While the stock of unsecured debt has fallen by £11.47 billion since last June to stand at £220.77 billion in April 2010, the household sector’s overall stock of debt has fallen too, although only by £178 million to £1,459.5 billion. The much smaller decrease in total debt reflects an increase in the stock of mortgage debt by £11.291 billion over the same period. But, there are two points to make here. Firstly, it is difficult to over-play the fact that the overall stock of household debt has fallen. If we look at the Bank of England’s monthly series which goes back to April 1993, the first monthly fall in the total stock of debt did not occur until October 2008. In other words, the norm has simply been for total household debt to increase.

The second point to make is that the growth in secured debt has slowed markedly.
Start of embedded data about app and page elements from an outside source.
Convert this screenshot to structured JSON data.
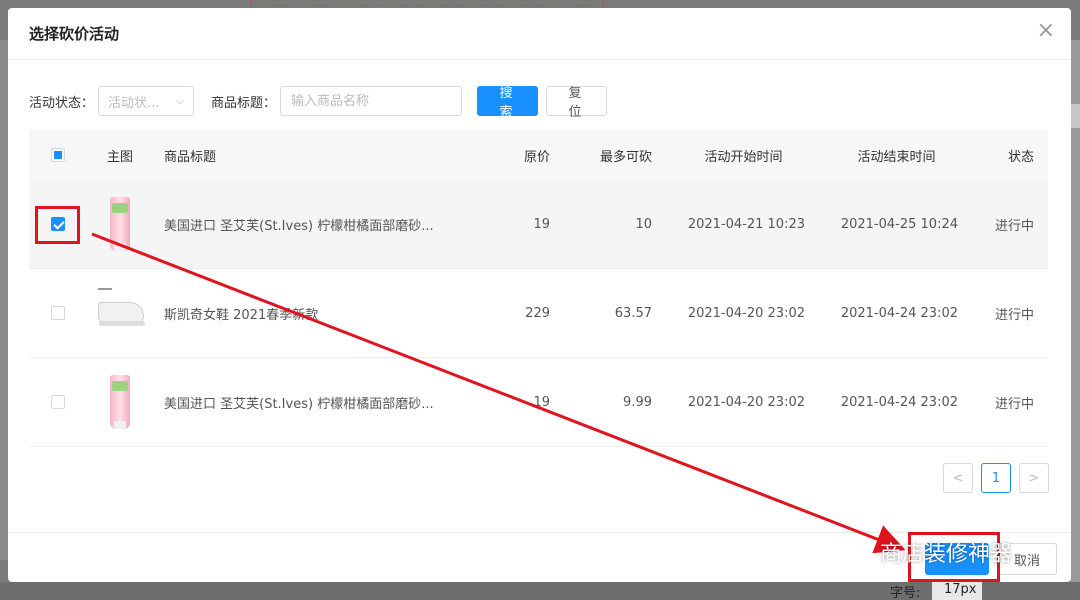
{
  "modal": {
    "title": "选择砍价活动",
    "close_icon": "×"
  },
  "filters": {
    "status_label": "活动状态：",
    "status_placeholder": "活动状...",
    "title_label": "商品标题：",
    "title_placeholder": "输入商品名称",
    "search_button": "搜索",
    "reset_button": "复位"
  },
  "table": {
    "headers": {
      "image": "主图",
      "title": "商品标题",
      "price": "原价",
      "max_cut": "最多可砍",
      "start": "活动开始时间",
      "end": "活动结束时间",
      "status": "状态"
    },
    "rows": [
      {
        "checked": true,
        "image": "tube",
        "title": "美国进口 圣艾芙(St.Ives) 柠檬柑橘面部磨砂...",
        "price": "19",
        "max_cut": "10",
        "start": "2021-04-21 10:23",
        "end": "2021-04-25 10:24",
        "status": "进行中"
      },
      {
        "checked": false,
        "image": "shoe",
        "title": "斯凯奇女鞋 2021春季新款",
        "price": "229",
        "max_cut": "63.57",
        "start": "2021-04-20 23:02",
        "end": "2021-04-24 23:02",
        "status": "进行中"
      },
      {
        "checked": false,
        "image": "tube",
        "title": "美国进口 圣艾芙(St.Ives) 柠檬柑橘面部磨砂...",
        "price": "19",
        "max_cut": "9.99",
        "start": "2021-04-20 23:02",
        "end": "2021-04-24 23:02",
        "status": "进行中"
      }
    ]
  },
  "pagination": {
    "prev": "<",
    "current": "1",
    "next": ">"
  },
  "footer": {
    "cancel_fragment": "取消"
  },
  "watermark": {
    "text": "商店装修神器"
  },
  "bottom_bar": {
    "label": "字号:",
    "value": "17px"
  },
  "colors": {
    "primary": "#1890ff",
    "annotation": "#e0141e"
  }
}
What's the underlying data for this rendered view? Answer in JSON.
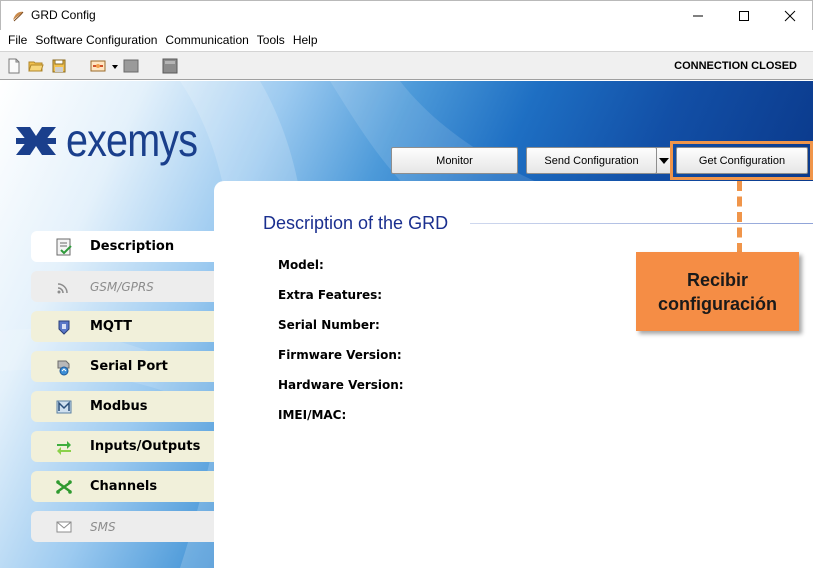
{
  "window": {
    "title": "GRD Config",
    "controls": [
      "minimize-icon",
      "maximize-icon",
      "close-icon"
    ]
  },
  "menu": [
    {
      "label": "File"
    },
    {
      "label": "Software Configuration"
    },
    {
      "label": "Communication"
    },
    {
      "label": "Tools"
    },
    {
      "label": "Help"
    }
  ],
  "toolbar": {
    "icons": [
      "new-file-icon",
      "open-folder-icon",
      "save-icon",
      "connect-icon",
      "dropdown-arrow-icon",
      "disconnect-icon",
      "device-icon"
    ],
    "connection_status": "CONNECTION CLOSED"
  },
  "brand": {
    "logo_text": "exemys",
    "color": "#1a3f8c"
  },
  "actions": {
    "monitor": "Monitor",
    "send_configuration": "Send Configuration",
    "get_configuration": "Get Configuration"
  },
  "sidebar": {
    "tabs": [
      {
        "label": "Description",
        "icon": "description-icon",
        "state": "active"
      },
      {
        "label": "GSM/GPRS",
        "icon": "wireless-icon",
        "state": "disabled"
      },
      {
        "label": "MQTT",
        "icon": "mqtt-icon",
        "state": "normal"
      },
      {
        "label": "Serial Port",
        "icon": "serial-port-icon",
        "state": "normal"
      },
      {
        "label": "Modbus",
        "icon": "modbus-icon",
        "state": "normal"
      },
      {
        "label": "Inputs/Outputs",
        "icon": "inputs-outputs-icon",
        "state": "normal"
      },
      {
        "label": "Channels",
        "icon": "channels-icon",
        "state": "normal"
      },
      {
        "label": "SMS",
        "icon": "sms-icon",
        "state": "disabled"
      }
    ]
  },
  "content": {
    "title": "Description of the GRD",
    "fields": [
      {
        "label": "Model:"
      },
      {
        "label": "Extra Features:"
      },
      {
        "label": "Serial Number:"
      },
      {
        "label": "Firmware Version:"
      },
      {
        "label": "Hardware Version:"
      },
      {
        "label": "IMEI/MAC:"
      }
    ]
  },
  "annotation": {
    "line1": "Recibir",
    "line2": "configuración",
    "color": "#f58d45"
  }
}
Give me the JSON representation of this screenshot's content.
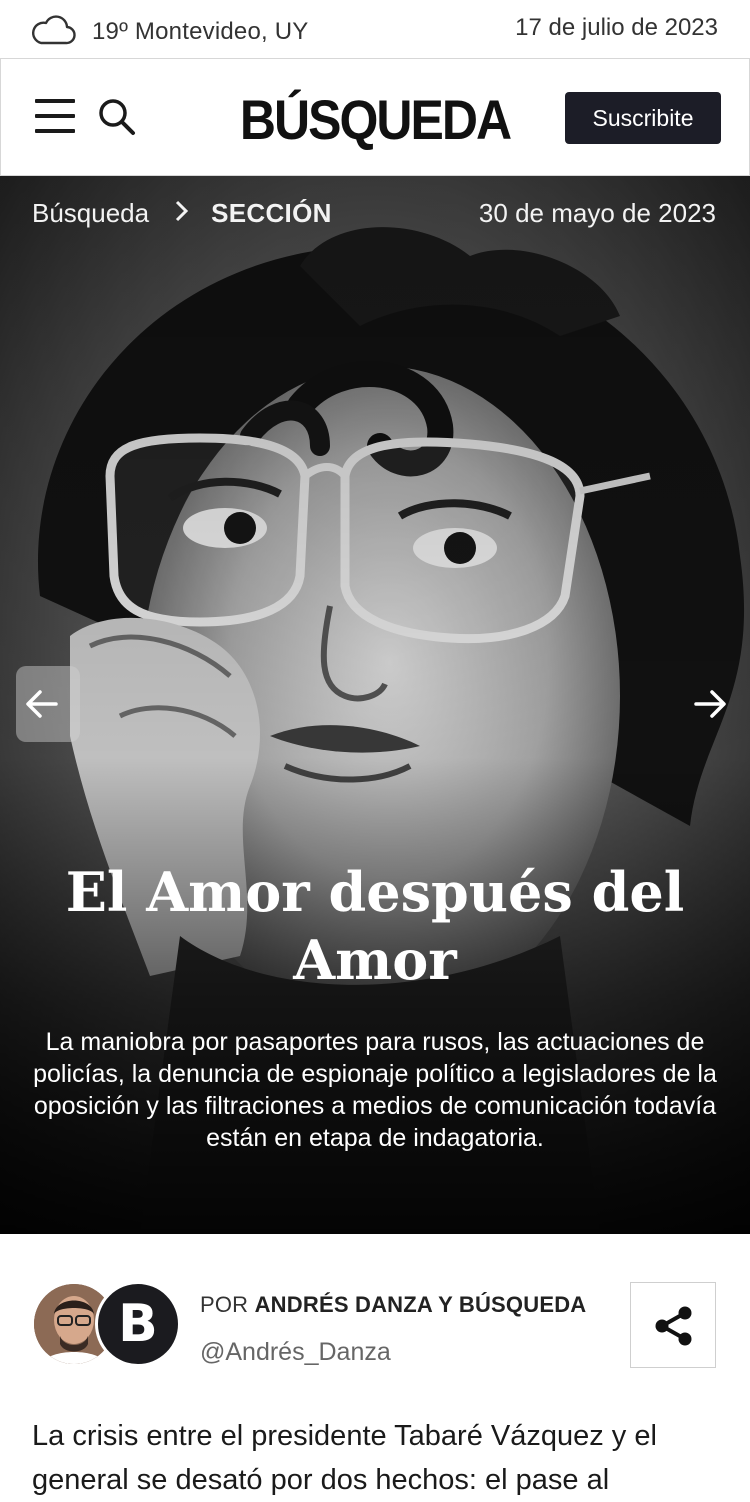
{
  "topbar": {
    "weather_icon": "cloud-icon",
    "weather": "19º Montevideo, UY",
    "date": "17 de julio de 2023"
  },
  "header": {
    "menu_icon": "hamburger-menu-icon",
    "search_icon": "search-icon",
    "logo": "BÚSQUEDA",
    "subscribe_label": "Suscribite",
    "subscribe_bg": "#1c1d27"
  },
  "hero": {
    "breadcrumb_home": "Búsqueda",
    "breadcrumb_section": "SECCIÓN",
    "date": "30 de mayo de 2023",
    "title": "El Amor después del Amor",
    "subtitle": "La maniobra por pasaportes para rusos, las actuaciones de policías, la denuncia de espionaje político a legisladores de la oposición y las filtraciones a medios de comunicación todavía están en etapa de indagatoria.",
    "prev_icon": "arrow-left-icon",
    "next_icon": "arrow-right-icon"
  },
  "author": {
    "by_prefix": "POR",
    "names": "ANDRÉS DANZA Y BÚSQUEDA",
    "handle": "@Andrés_Danza",
    "badge_letter": "B",
    "share_icon": "share-icon"
  },
  "article": {
    "lead": "La crisis entre el presidente Tabaré Vázquez y el general se desató por dos hechos: el pase al"
  }
}
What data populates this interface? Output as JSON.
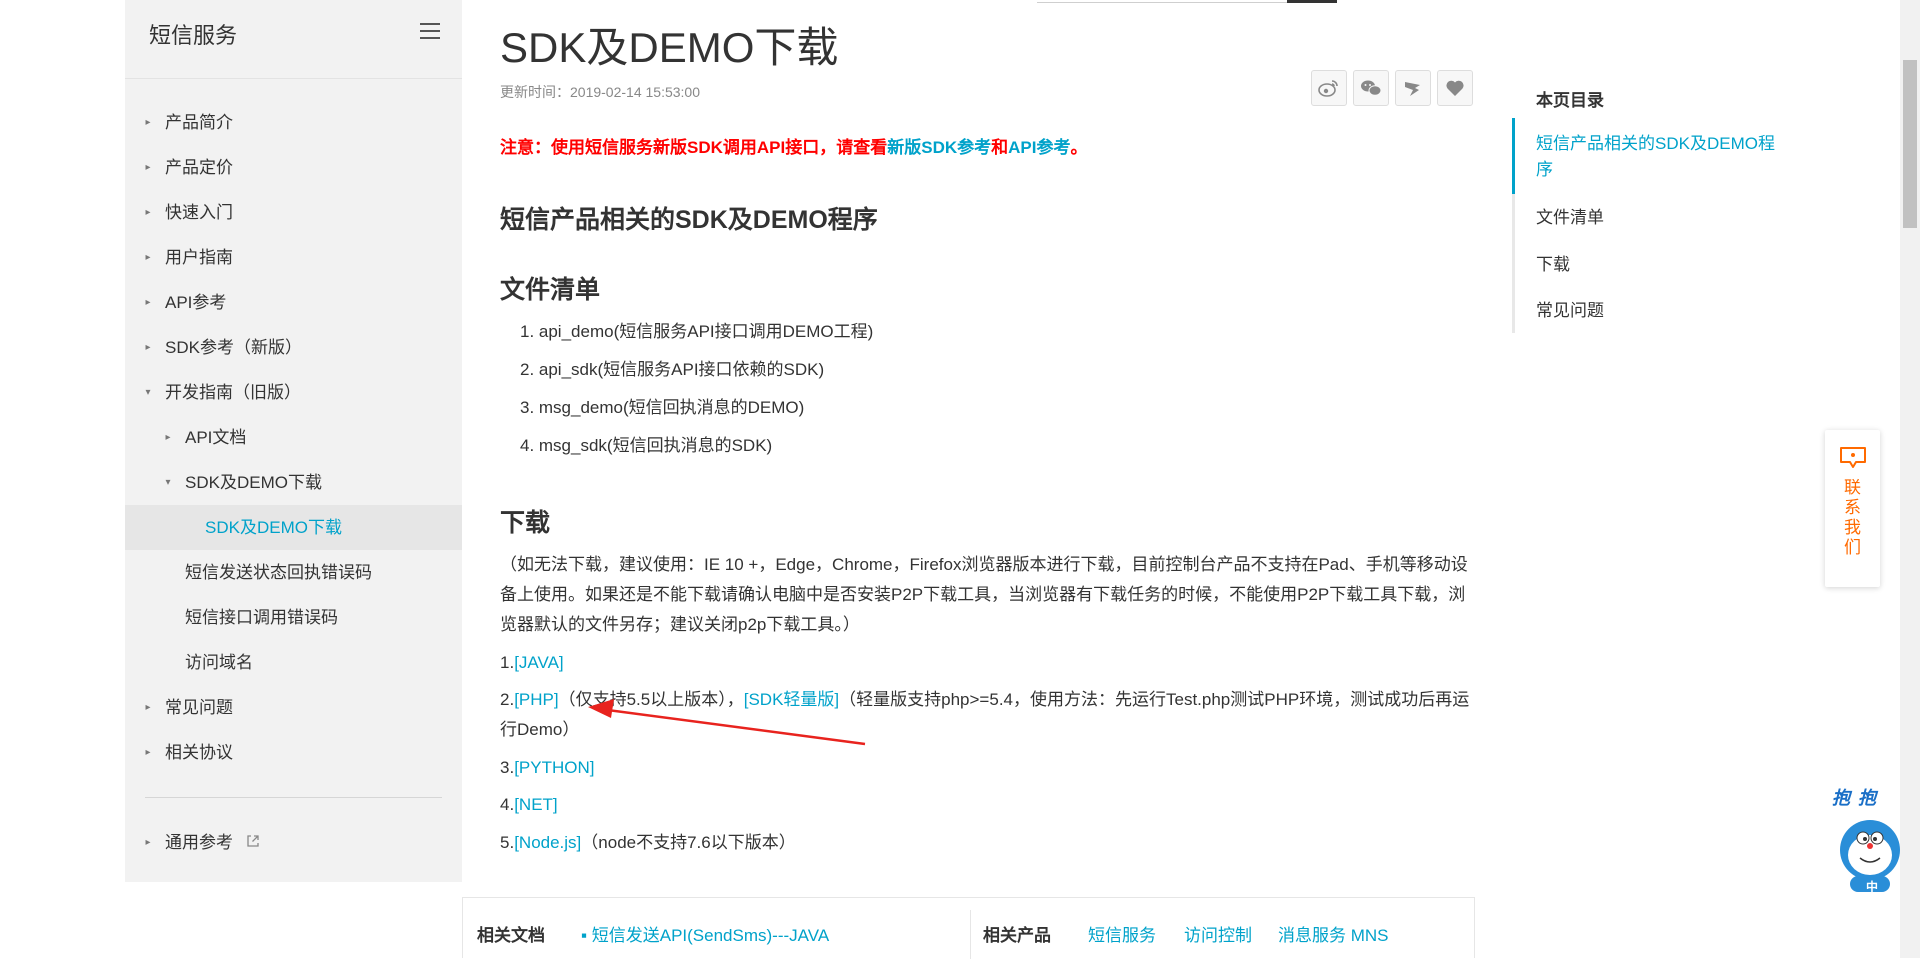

The stock of secured debt in April was only 0.9% higher than a year earlier. But, more than this, the Bank of England’s Housing Equity Withdrawal numbers show that since the second quarter of 2008 the household sector’s stock of secured borrowing has increased by less than we would have expected given the additional housing investment, i.e. money spent on moving costs, the purchase of newly built properties or expenditure on major home improvements. This has resulted in what we know as negative Housing Equity Withdrawal (HEW). This again is evidence that households too are consolidating.

The desire for the household sector to consolidate and to reduce its exposure to debt is pretty understandable, especially given these uncertain times. But, as we discuss in Has the tide turned for Keynesianism?, there are dangers for national and global aggregate demand of mass consolidation. It remains to be seen if we can really afford for so many to be dancing the Consolidation Conga!


Housing market on a knife edge with no sign of sustained recovery in lending Independent, David Prosser (3/6/10)
UK mortgage lending edges higher BBC News (2/6/10)
Mortgage data raise housing recovery fears Financial Times, Norma Cohen (2/6/10)
Mixed lending data point to stagnant housing markets Reuters (2/6/10)
Mortgage approvals slightly higher Press Association (3/6/10)


Lending to individuals Bank of England
Monetary and Financial Statistics (Bankstats) Bank of England (See Tables A5.1 to A5.7, in particular)
Housing equity withdrawal (HEW) statistical releases Bank of England


  1. What does a negative net lending figure indicate?
  2. If net lending is negative does this mean that the stock of debt is falling?
  3. What factors might be driving households to consolidate their finances?
  4. Discuss the potential economic benefits and dangers of households consolidating their finances.
  5. Of what significance is the extent of the household sector’s consolidation of its finances for: (i) the government and (ii) the Bank of England?